Association between angiotensin-1 converting enzyme gene polymorphism and the metabolic syndrome in a Mexican population.
ABSTRACT Metabolic Syndrome (MS) is recognized as a cluster of cardiovascular risk factors. All components of MS have a genetic base. Genes of the renin angiotensin system are potential candidate genes for MS. We investigated whether angiotensin converting enzyme (ACE) gene polymorphism increases susceptibility to MS as an entity in a Mexican population. In a cross-sectional study, 514 individuals were studied including 245 patients with MS and 269 subjects without MS criteria. ACE gene polymorphism was detected using PCR. MS was defined according to The National Cholesterol Education Program Expert Panel on Detection, Evaluation, and Treatment of High Blood Cholesterol in Adults (Adult Treatment Panel III) criteria, except that the raised fasting plasma glucose <or=100 mg/dl criterion for identification of intolerance fasting glucose was modified in accordance with the suggestion of the American Diabetes Association. Patients with MS were significantly different from subjects without MS in relation to mean body mass index (BMI), waist circumference (WC), systolic blood pressure, diastolic blood pressure, glucose, total cholesterol (C), triglycerides, HDL-C, and LDL-C (P<0.0001). The differences in the mean BMI, WC, glucose, total cholesterol, triglycerides, LDL-C, and HDL-C were maintained in patients with the MS and DD genotypes (P<0.01). The DD genotype was strongly associated with MS (adjusted OR=5.48, 95% CI 3.20-9.38, P<0.0001). We concluded that the DD genotype increases susceptibility to MS in a Mexican population. These results indicate that pharmacological and non-pharmacological treatment and a reduction in body fat will have important therapeutic implications in this disease.
Article: Parent-offspring transmission of adipocytokine levels and their associations with metabolic traits.[show abstract] [hide abstract]

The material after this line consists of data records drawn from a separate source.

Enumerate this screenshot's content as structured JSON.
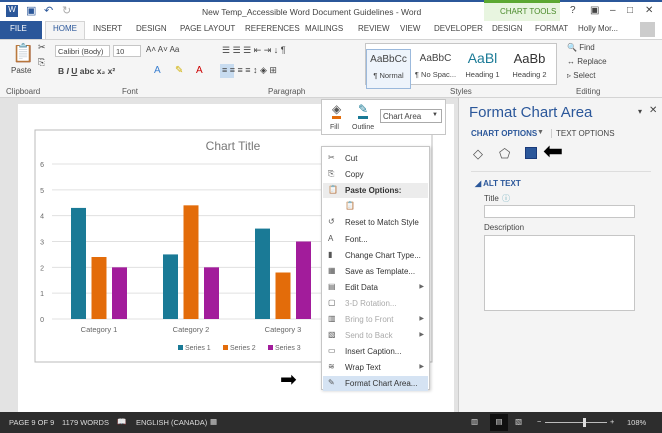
{
  "window": {
    "title": "New Temp_Accessible Word Document Guidelines - Word",
    "context_tab": "CHART TOOLS",
    "user": "Holly Mor..."
  },
  "tabs": [
    "FILE",
    "HOME",
    "INSERT",
    "DESIGN",
    "PAGE LAYOUT",
    "REFERENCES",
    "MAILINGS",
    "REVIEW",
    "VIEW",
    "DEVELOPER",
    "DESIGN",
    "FORMAT"
  ],
  "ribbon": {
    "paste": "Paste",
    "font_name": "Calibri (Body)",
    "font_size": "10",
    "styles": [
      {
        "preview": "AaBbCc",
        "name": "¶ Normal"
      },
      {
        "preview": "AaBbC",
        "name": "¶ No Spac..."
      },
      {
        "preview": "AaBl",
        "name": "Heading 1"
      },
      {
        "preview": "AaBb",
        "name": "Heading 2"
      }
    ],
    "find": "Find",
    "replace": "Replace",
    "select": "Select",
    "groups": [
      "Clipboard",
      "Font",
      "Paragraph",
      "Styles",
      "Editing"
    ]
  },
  "minitoolbar": {
    "fill": "Fill",
    "outline": "Outline",
    "element": "Chart Area"
  },
  "chart_data": {
    "type": "bar",
    "title": "Chart Title",
    "categories": [
      "Category 1",
      "Category 2",
      "Category 3"
    ],
    "ylim": [
      0,
      6
    ],
    "yticks": [
      "0",
      "1",
      "2",
      "3",
      "4",
      "5",
      "6"
    ],
    "grid": true,
    "legend": "bottom",
    "series": [
      {
        "name": "Series 1",
        "color": "#1a7a96",
        "values": [
          4.3,
          2.5,
          3.5
        ]
      },
      {
        "name": "Series 2",
        "color": "#e36c0a",
        "values": [
          2.4,
          4.4,
          1.8
        ]
      },
      {
        "name": "Series 3",
        "color": "#a21c9b",
        "values": [
          2,
          2,
          3
        ]
      }
    ]
  },
  "context_menu": [
    {
      "label": "Cut",
      "icon": "✂"
    },
    {
      "label": "Copy",
      "icon": "⎘"
    },
    {
      "label": "Paste Options:",
      "icon": "📋",
      "header": true
    },
    {
      "label": "",
      "icon": "📋"
    },
    {
      "label": "Reset to Match Style",
      "icon": "↺"
    },
    {
      "label": "Font...",
      "icon": "A"
    },
    {
      "label": "Change Chart Type...",
      "icon": "▮"
    },
    {
      "label": "Save as Template...",
      "icon": "▦"
    },
    {
      "label": "Edit Data",
      "icon": "▤",
      "sub": true
    },
    {
      "label": "3-D Rotation...",
      "icon": "▢",
      "disabled": true
    },
    {
      "label": "Bring to Front",
      "icon": "▥",
      "disabled": true,
      "sub": true
    },
    {
      "label": "Send to Back",
      "icon": "▧",
      "disabled": true,
      "sub": true
    },
    {
      "label": "Insert Caption...",
      "icon": "▭"
    },
    {
      "label": "Wrap Text",
      "icon": "≋",
      "sub": true
    },
    {
      "label": "Format Chart Area...",
      "icon": "✎",
      "highlight": true
    }
  ],
  "pane": {
    "title": "Format Chart Area",
    "tab1": "CHART OPTIONS",
    "tab2": "TEXT OPTIONS",
    "section": "ALT TEXT",
    "title_label": "Title",
    "description_label": "Description",
    "title_value": "",
    "description_value": ""
  },
  "status": {
    "page": "PAGE 9 OF 9",
    "words": "1179 WORDS",
    "language": "ENGLISH (CANADA)",
    "zoom": "108%",
    "zoom_percent": 108
  }
}
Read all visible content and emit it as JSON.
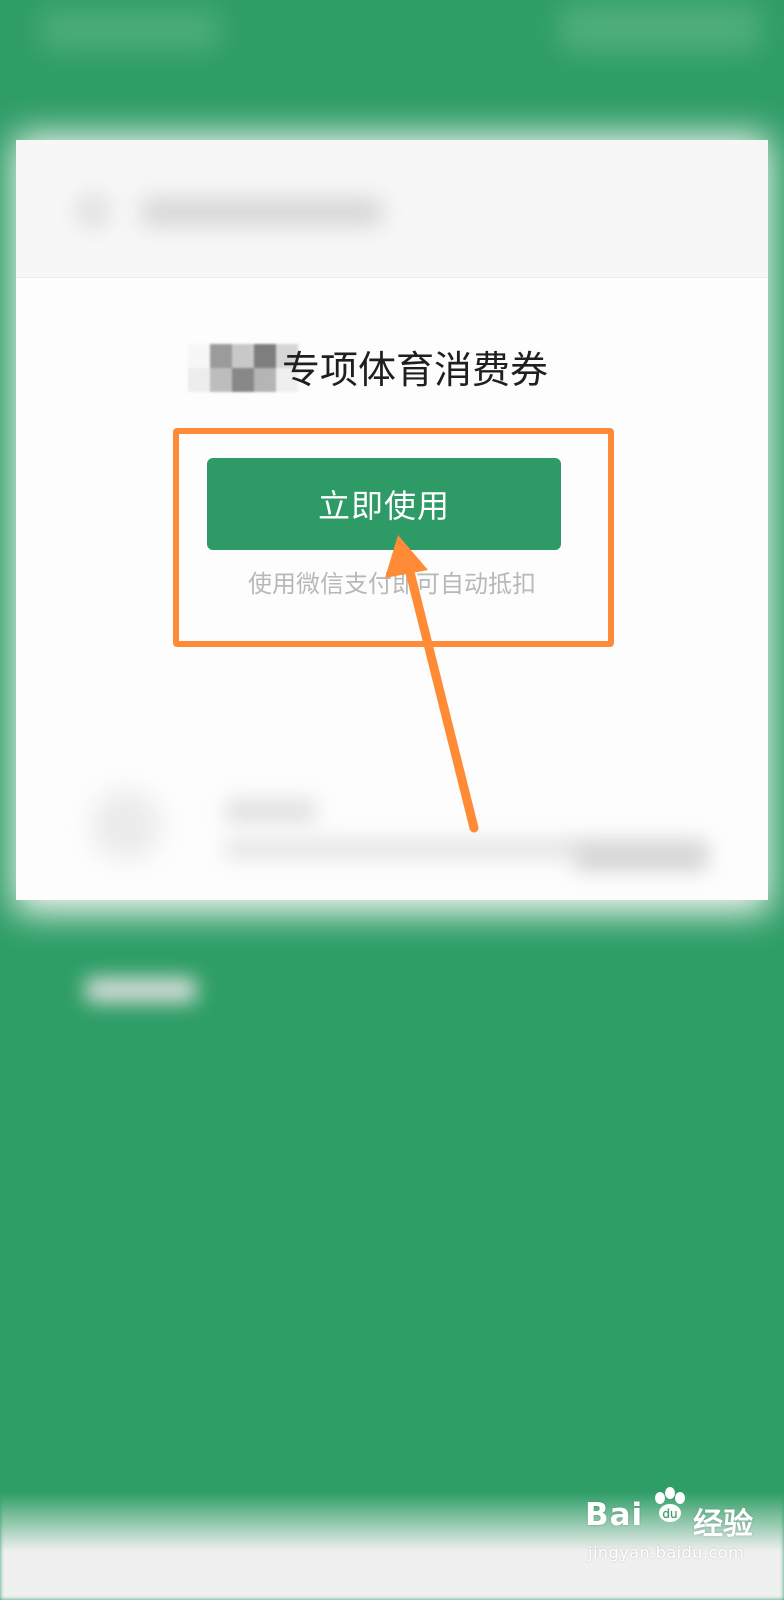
{
  "coupon": {
    "title_suffix": "专项体育消费券",
    "button_label": "立即使用",
    "hint": "使用微信支付即可自动抵扣"
  },
  "watermark": {
    "brand": "Bai",
    "suffix": "经验",
    "domain": "jingyan.baidu.com"
  },
  "colors": {
    "background": "#2e9e66",
    "button": "#2e9a65",
    "annotation": "#ff8b36"
  },
  "icons": {
    "watermark_logo": "paw-icon",
    "annotation_pointer": "arrow-icon"
  }
}
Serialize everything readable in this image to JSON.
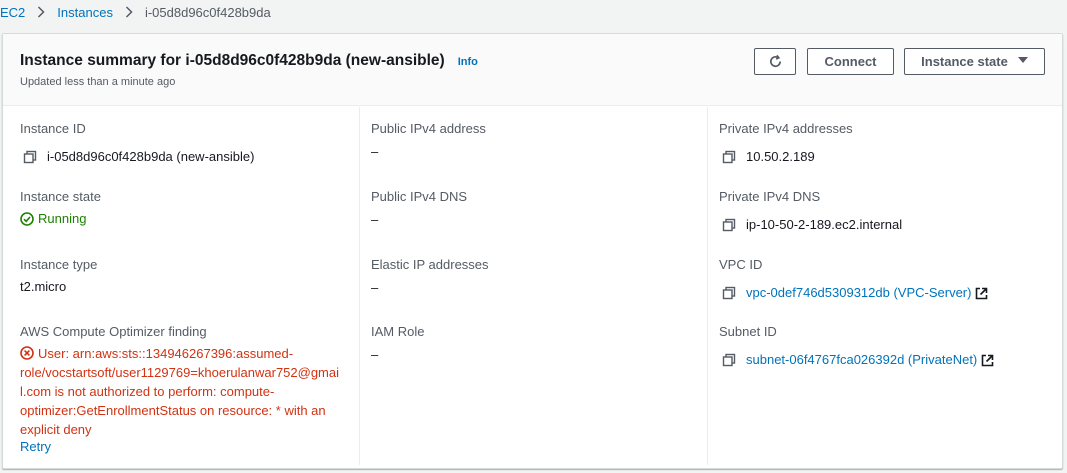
{
  "breadcrumb": {
    "items": [
      "EC2",
      "Instances"
    ],
    "current": "i-05d8d96c0f428b9da"
  },
  "header": {
    "title": "Instance summary for i-05d8d96c0f428b9da (new-ansible)",
    "info_label": "Info",
    "updated": "Updated less than a minute ago",
    "connect_label": "Connect",
    "instance_state_label": "Instance state"
  },
  "details": {
    "instance_id": {
      "label": "Instance ID",
      "value": "i-05d8d96c0f428b9da (new-ansible)"
    },
    "instance_state": {
      "label": "Instance state",
      "value": "Running"
    },
    "instance_type": {
      "label": "Instance type",
      "value": "t2.micro"
    },
    "optimizer": {
      "label": "AWS Compute Optimizer finding",
      "error_lines": [
        "User: arn:aws:sts::134946267396:assumed-",
        "role/vocstartsoft/user1129769=khoerulanwar752@gmai",
        "l.com is not authorized to perform: compute-",
        "optimizer:GetEnrollmentStatus on resource: * with an",
        "explicit deny"
      ],
      "retry_label": "Retry"
    },
    "public_ipv4": {
      "label": "Public IPv4 address",
      "value": "–"
    },
    "public_dns": {
      "label": "Public IPv4 DNS",
      "value": "–"
    },
    "elastic_ip": {
      "label": "Elastic IP addresses",
      "value": "–"
    },
    "iam_role": {
      "label": "IAM Role",
      "value": "–"
    },
    "private_ipv4": {
      "label": "Private IPv4 addresses",
      "value": "10.50.2.189"
    },
    "private_dns": {
      "label": "Private IPv4 DNS",
      "value": "ip-10-50-2-189.ec2.internal"
    },
    "vpc_id": {
      "label": "VPC ID",
      "value": "vpc-0def746d5309312db (VPC-Server)"
    },
    "subnet_id": {
      "label": "Subnet ID",
      "value": "subnet-06f4767fca026392d (PrivateNet)"
    }
  },
  "icons": {
    "refresh": "refresh-icon",
    "copy": "copy-icon",
    "external": "external-link-icon",
    "success": "status-success-icon",
    "error": "status-error-icon",
    "caret": "caret-down-icon",
    "chevron": "chevron-right-icon"
  },
  "colors": {
    "link": "#0073bb",
    "success": "#1d8102",
    "error": "#d13212",
    "text": "#16191f",
    "secondary": "#545b64"
  }
}
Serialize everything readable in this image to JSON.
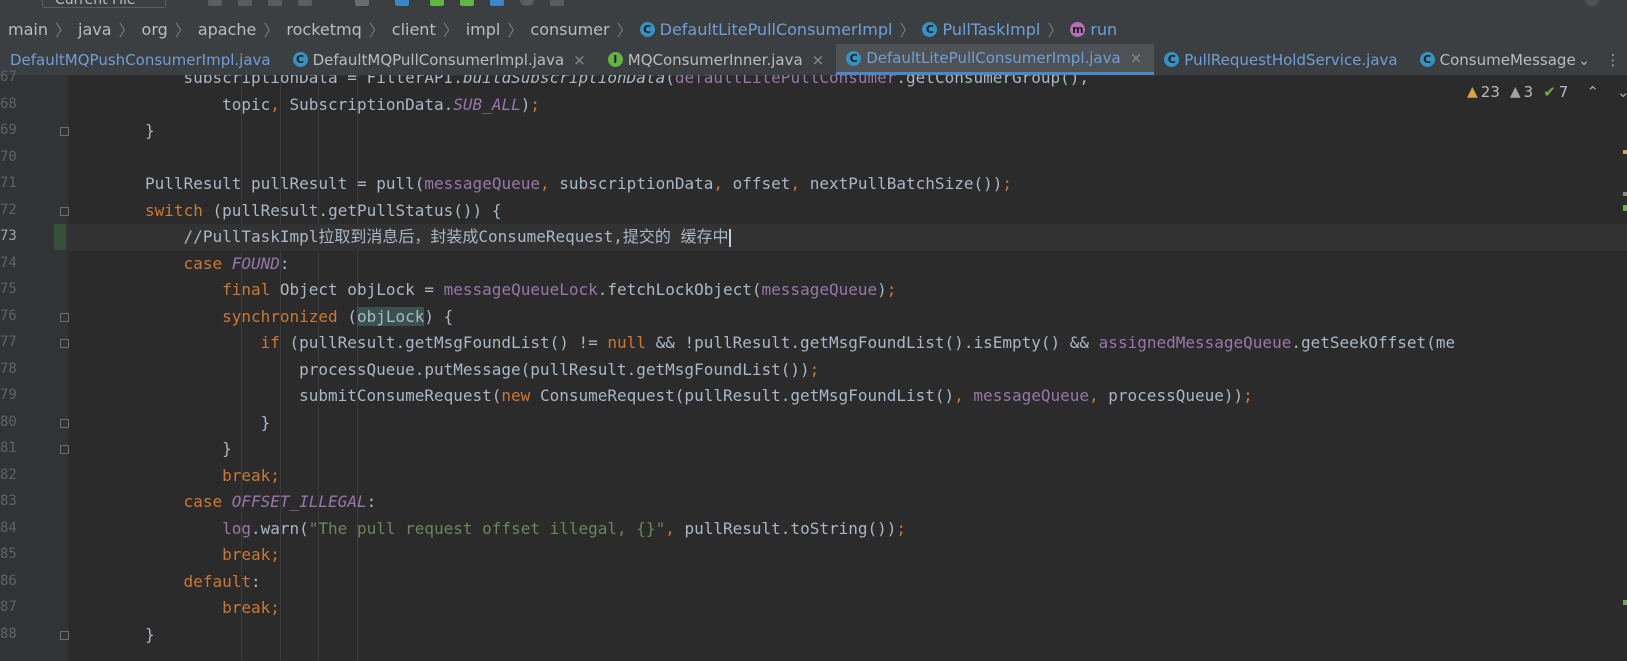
{
  "toolbar": {
    "run_config": "Current File",
    "run_config_tail": "run"
  },
  "breadcrumb": [
    {
      "label": "main",
      "badge": ""
    },
    {
      "label": "java",
      "badge": ""
    },
    {
      "label": "org",
      "badge": ""
    },
    {
      "label": "apache",
      "badge": ""
    },
    {
      "label": "rocketmq",
      "badge": ""
    },
    {
      "label": "client",
      "badge": ""
    },
    {
      "label": "impl",
      "badge": ""
    },
    {
      "label": "consumer",
      "badge": ""
    },
    {
      "label": "DefaultLitePullConsumerImpl",
      "badge": "C"
    },
    {
      "label": "PullTaskImpl",
      "badge": "C"
    },
    {
      "label": "run",
      "badge": "m"
    }
  ],
  "tabs": [
    {
      "label": "DefaultMQPushConsumerImpl.java",
      "badge": "",
      "modified": true,
      "active": false,
      "closable": false
    },
    {
      "label": "DefaultMQPullConsumerImpl.java",
      "badge": "C",
      "modified": false,
      "active": false,
      "closable": true
    },
    {
      "label": "MQConsumerInner.java",
      "badge": "I",
      "modified": false,
      "active": false,
      "closable": true
    },
    {
      "label": "DefaultLitePullConsumerImpl.java",
      "badge": "C",
      "modified": true,
      "active": true,
      "closable": true
    },
    {
      "label": "PullRequestHoldService.java",
      "badge": "C",
      "modified": true,
      "active": false,
      "closable": false
    },
    {
      "label": "ConsumeMessage",
      "badge": "C",
      "modified": false,
      "active": false,
      "closable": false
    }
  ],
  "tab_overflow": {
    "dropdown": "chevron-down",
    "more": "more-vertical"
  },
  "inspections": {
    "warnings": "23",
    "weak_warnings": "3",
    "typos": "7"
  },
  "code": {
    "current_line": "73",
    "lines": [
      {
        "num": "67",
        "indent": 6,
        "tokens": [
          [
            "p",
            "subscriptionData = FilterAPI."
          ],
          [
            "ital",
            "buildSubscriptionData"
          ],
          [
            "p",
            "("
          ],
          [
            "fld",
            "defaultLitePullConsumer"
          ],
          [
            "p",
            ".getConsumerGroup(),"
          ]
        ]
      },
      {
        "num": "68",
        "indent": 7,
        "tokens": [
          [
            "p",
            "topic"
          ],
          [
            "kw",
            ", "
          ],
          [
            "p",
            "SubscriptionData."
          ],
          [
            "fldi",
            "SUB_ALL"
          ],
          [
            "p",
            ")"
          ],
          [
            "kw",
            ";"
          ]
        ]
      },
      {
        "num": "69",
        "indent": 5,
        "tokens": [
          [
            "p",
            "}"
          ]
        ]
      },
      {
        "num": "70",
        "indent": 0,
        "tokens": []
      },
      {
        "num": "71",
        "indent": 5,
        "tokens": [
          [
            "p",
            "PullResult pullResult = pull("
          ],
          [
            "fld",
            "messageQueue"
          ],
          [
            "kw",
            ", "
          ],
          [
            "p",
            "subscriptionData"
          ],
          [
            "kw",
            ", "
          ],
          [
            "p",
            "offset"
          ],
          [
            "kw",
            ", "
          ],
          [
            "p",
            "nextPullBatchSize())"
          ],
          [
            "kw",
            ";"
          ]
        ]
      },
      {
        "num": "72",
        "indent": 5,
        "tokens": [
          [
            "kw",
            "switch "
          ],
          [
            "p",
            "(pullResult.getPullStatus()) {"
          ]
        ]
      },
      {
        "num": "73",
        "indent": 6,
        "tokens": [
          [
            "cmt",
            "//PullTaskImpl拉取到消息后，封装成ConsumeRequest,提交的 缓存中"
          ],
          [
            "caret",
            ""
          ]
        ]
      },
      {
        "num": "74",
        "indent": 6,
        "tokens": [
          [
            "kw",
            "case "
          ],
          [
            "fldi",
            "FOUND"
          ],
          [
            "p",
            ":"
          ]
        ]
      },
      {
        "num": "75",
        "indent": 7,
        "tokens": [
          [
            "kw",
            "final "
          ],
          [
            "p",
            "Object objLock = "
          ],
          [
            "fld",
            "messageQueueLock"
          ],
          [
            "p",
            ".fetchLockObject("
          ],
          [
            "fld",
            "messageQueue"
          ],
          [
            "p",
            ")"
          ],
          [
            "kw",
            ";"
          ]
        ]
      },
      {
        "num": "76",
        "indent": 7,
        "tokens": [
          [
            "kw",
            "synchronized "
          ],
          [
            "p",
            "("
          ],
          [
            "hl",
            "objLock"
          ],
          [
            "p",
            ") {"
          ]
        ]
      },
      {
        "num": "77",
        "indent": 8,
        "tokens": [
          [
            "kw",
            "if "
          ],
          [
            "p",
            "(pullResult.getMsgFoundList() != "
          ],
          [
            "kw",
            "null "
          ],
          [
            "p",
            "&& !pullResult.getMsgFoundList().isEmpty() && "
          ],
          [
            "fld",
            "assignedMessageQueue"
          ],
          [
            "p",
            ".getSeekOffset(me"
          ]
        ]
      },
      {
        "num": "78",
        "indent": 9,
        "tokens": [
          [
            "p",
            "processQueue.putMessage(pullResult.getMsgFoundList())"
          ],
          [
            "kw",
            ";"
          ]
        ]
      },
      {
        "num": "79",
        "indent": 9,
        "tokens": [
          [
            "p",
            "submitConsumeRequest("
          ],
          [
            "kw",
            "new "
          ],
          [
            "p",
            "ConsumeRequest(pullResult.getMsgFoundList()"
          ],
          [
            "kw",
            ", "
          ],
          [
            "fld",
            "messageQueue"
          ],
          [
            "kw",
            ", "
          ],
          [
            "p",
            "processQueue))"
          ],
          [
            "kw",
            ";"
          ]
        ]
      },
      {
        "num": "80",
        "indent": 8,
        "tokens": [
          [
            "p",
            "}"
          ]
        ]
      },
      {
        "num": "81",
        "indent": 7,
        "tokens": [
          [
            "p",
            "}"
          ]
        ]
      },
      {
        "num": "82",
        "indent": 7,
        "tokens": [
          [
            "kw",
            "break;"
          ]
        ]
      },
      {
        "num": "83",
        "indent": 6,
        "tokens": [
          [
            "kw",
            "case "
          ],
          [
            "fldi",
            "OFFSET_ILLEGAL"
          ],
          [
            "p",
            ":"
          ]
        ]
      },
      {
        "num": "84",
        "indent": 7,
        "tokens": [
          [
            "fld",
            "log"
          ],
          [
            "p",
            ".warn("
          ],
          [
            "str",
            "\"The pull request offset illegal, {}\""
          ],
          [
            "kw",
            ", "
          ],
          [
            "p",
            "pullResult.toString())"
          ],
          [
            "kw",
            ";"
          ]
        ]
      },
      {
        "num": "85",
        "indent": 7,
        "tokens": [
          [
            "kw",
            "break;"
          ]
        ]
      },
      {
        "num": "86",
        "indent": 6,
        "tokens": [
          [
            "kw",
            "default"
          ],
          [
            "p",
            ":"
          ]
        ]
      },
      {
        "num": "87",
        "indent": 7,
        "tokens": [
          [
            "kw",
            "break;"
          ]
        ]
      },
      {
        "num": "88",
        "indent": 5,
        "tokens": [
          [
            "p",
            "}"
          ]
        ]
      }
    ]
  }
}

ABSTRACT: Adipose tissue secreted cytokines (adipocytokines) have significant effects on the physiology and pathology of human metabolism relevant to diabetes and cardiovascular disease. We determined the relationship of the pattern of these circulating hormones with obesity-related phenotypes and whether such pattern is transmitted from parent to offspring. A combined total of 403 individuals from 156 consenting Saudi families divided into initial (119 families with 123 adults and 131 children) and replication (37 families with 58 adults and 91 children) cohorts were randomly selected from the RIYADH Cohort study. Anthropometrics were evaluated and metabolic measures such as fasting serum glucose, lipid profiles, insulin, leptin, adiponectin, resistin, tumor necrosis factor alpha (TNFα), activated plasminogen activator inhibitor 1 (aPAI1), high sensitivity C-reactive protein (hsCRP) and angiotensin II were also assessed. Parent-offspring regressions revealed that with the exception of hsCRP, all hormones measured showed evidence for significant inheritance. Principal component (PC) analysis of standardized hormone levels demonstrated surprising heritability of the three most common axes of variation. PC1, which explained 21% of the variation, was most strongly loaded on levels of leptin, TNFα, insulin, and aPAI1, and inversely with adiponectin. It was significantly associated with body mass index (BMI) and phenotypically stronger in children, and showed a heritability of ∼50%, after adjustment for age, gender and generational effects. We conclude that adipocytokines are highly heritable and their pattern of co-variation significantly influences BMI as early as the pre-teen years. Investigation at the genomic scale is required to determine the variants affecting the regulation of the hormones studied.PLoS ONE 01/2011; 6(4):e18182. · 4.09 Impact Factor